The Daily Beast recently published an article featuring an interview with Sue Emmett, who is the president of the ExMormon Foundation and the direct descendent of Brigham Young. Sue talked about her experience as a Mormon woman with clarity, insight, and compassion. I am grateful for Sue’s courage in going public with her experience as a Mormon woman.
For years, I have been standing by the sidelines, wanting to tell my Mormon story but too afraid to speak out. I want my family to listen when I tell them who I am as a person. In all the years since my exit, no one in my family has ever asked me what I believe in and what my values are. No one has ever thought to ask why I left. I remember the Mormon mindset very well - even the slightest hint of criticism felt like religious persecution. And so I have been keeping quiet, out of love for my family.
I have reached a point where I realize my silence is doing more harm than good. Ex-Mormons keep quiet because we love the Mormons in our lives. We keep quiet because we are afraid of what will happen to us and to our families if we speak out about our experiences. We keep quiet because we do not want to face the condemnation of the people we once thought were our friends. However, silence does not fix the problem - at best, silence is a temporary solution.
In the ten years since my exit, there has been some progress within my family. My mother treats me with all of the love and affection that she treats her other children, although even my mother does not ask about my beliefs. My love for my mother strengthens and balances me, soothing a broken heart. My father has dampened his rage towards me. I feel more comfortable with my identity as a liberal agnostic woman.
But in other aspects, life has not gotten better. One of my brothers has been treating my husband and me badly. He makes snide comments about my husband’s ethnicity, cracking jokes about how all the Indians in this country either own Motel 8’s or 7-11’s. We live three hours from my brother - in the three years since we moved to Texas, we have visited my brother a dozen times, during which he pokes fun at my husband’s vegetarianism, oblivious to the irony of mocking a Hindu’s dietary restrictions when as a Mormon he abstains from coffee, tea, and alcohol. On the rare occasion he visits our home, he feels comfortable bringing meat with him, when my husband and I refrain from bringing coffee into his home.
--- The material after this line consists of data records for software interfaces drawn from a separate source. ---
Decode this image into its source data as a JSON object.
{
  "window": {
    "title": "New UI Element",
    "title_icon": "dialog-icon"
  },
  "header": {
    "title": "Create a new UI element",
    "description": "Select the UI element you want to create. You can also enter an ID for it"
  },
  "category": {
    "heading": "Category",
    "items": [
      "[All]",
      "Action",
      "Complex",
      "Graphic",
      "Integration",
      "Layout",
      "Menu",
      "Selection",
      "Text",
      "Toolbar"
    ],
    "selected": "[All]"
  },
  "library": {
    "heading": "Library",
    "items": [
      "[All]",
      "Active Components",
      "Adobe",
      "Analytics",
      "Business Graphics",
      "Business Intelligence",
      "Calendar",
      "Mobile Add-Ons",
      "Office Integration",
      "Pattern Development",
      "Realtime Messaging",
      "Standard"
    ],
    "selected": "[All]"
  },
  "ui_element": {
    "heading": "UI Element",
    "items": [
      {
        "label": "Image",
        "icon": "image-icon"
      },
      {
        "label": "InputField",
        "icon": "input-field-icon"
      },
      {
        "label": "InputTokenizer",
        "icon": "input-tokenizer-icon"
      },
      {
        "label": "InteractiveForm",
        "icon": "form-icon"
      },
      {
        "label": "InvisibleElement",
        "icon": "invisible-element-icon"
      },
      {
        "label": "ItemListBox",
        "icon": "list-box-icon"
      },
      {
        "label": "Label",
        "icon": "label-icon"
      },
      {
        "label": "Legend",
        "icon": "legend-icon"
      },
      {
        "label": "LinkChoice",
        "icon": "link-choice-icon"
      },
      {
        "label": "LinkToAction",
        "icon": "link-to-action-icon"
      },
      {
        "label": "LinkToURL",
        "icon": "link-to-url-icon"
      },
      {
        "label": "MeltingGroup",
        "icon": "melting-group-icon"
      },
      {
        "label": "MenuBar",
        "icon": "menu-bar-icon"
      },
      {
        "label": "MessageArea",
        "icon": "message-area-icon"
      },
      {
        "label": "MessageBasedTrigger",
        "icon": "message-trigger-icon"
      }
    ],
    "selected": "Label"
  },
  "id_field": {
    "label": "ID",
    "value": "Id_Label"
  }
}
And yet I have kept quiet about my brother’s behavior; I still do not feel that I am an equal within my own family. I am still afraid of losing my family, as so many other ex-Mormons have lost theirs.
I had a difficult exit process - I first started questioning Mormonism when I was fifteen and I stopped believing when I was sixteen, when I was still living under my parents’ roof. I survived for two years by concealing my unbelief. The pain of living a double life - exacerbated by the very negative reaction I got when I confided in a Mormon girl I thought was my life-long friend - drove me to the brink of suicide. When I did leave, my decision was made harder by my mother’s heartbreak and my father’s rage.
Last year, I read the book “Heaven Up Here” by John Williams. I was astonished by his honesty in chronicling his mission experience. Although I never served a mission, I recognized much of his Mormon mentality in the young girl that I once was. After reading his book, I cried. I cried and I cried and I cried, hiding my tears from the world. I had started writing about my Mormon experience six months before, attacking the subject with an honesty that I never dreamed I could talk about publicly. And here was a man, living in the heart of Utah, married to a faithful Mormon woman, who had the strength to leave the Mormon Church and then to write about the good, the bad, and the messiness of his experience with a candor that I had never seen before. He gave me hope that I too could one day be as honest.
My family deals with my lack of belief through willful blindness. And maybe this will never change. But the burden of silence has been lifted. I still don’t know what the full price of my honesty may be. But the freedom is worth the price.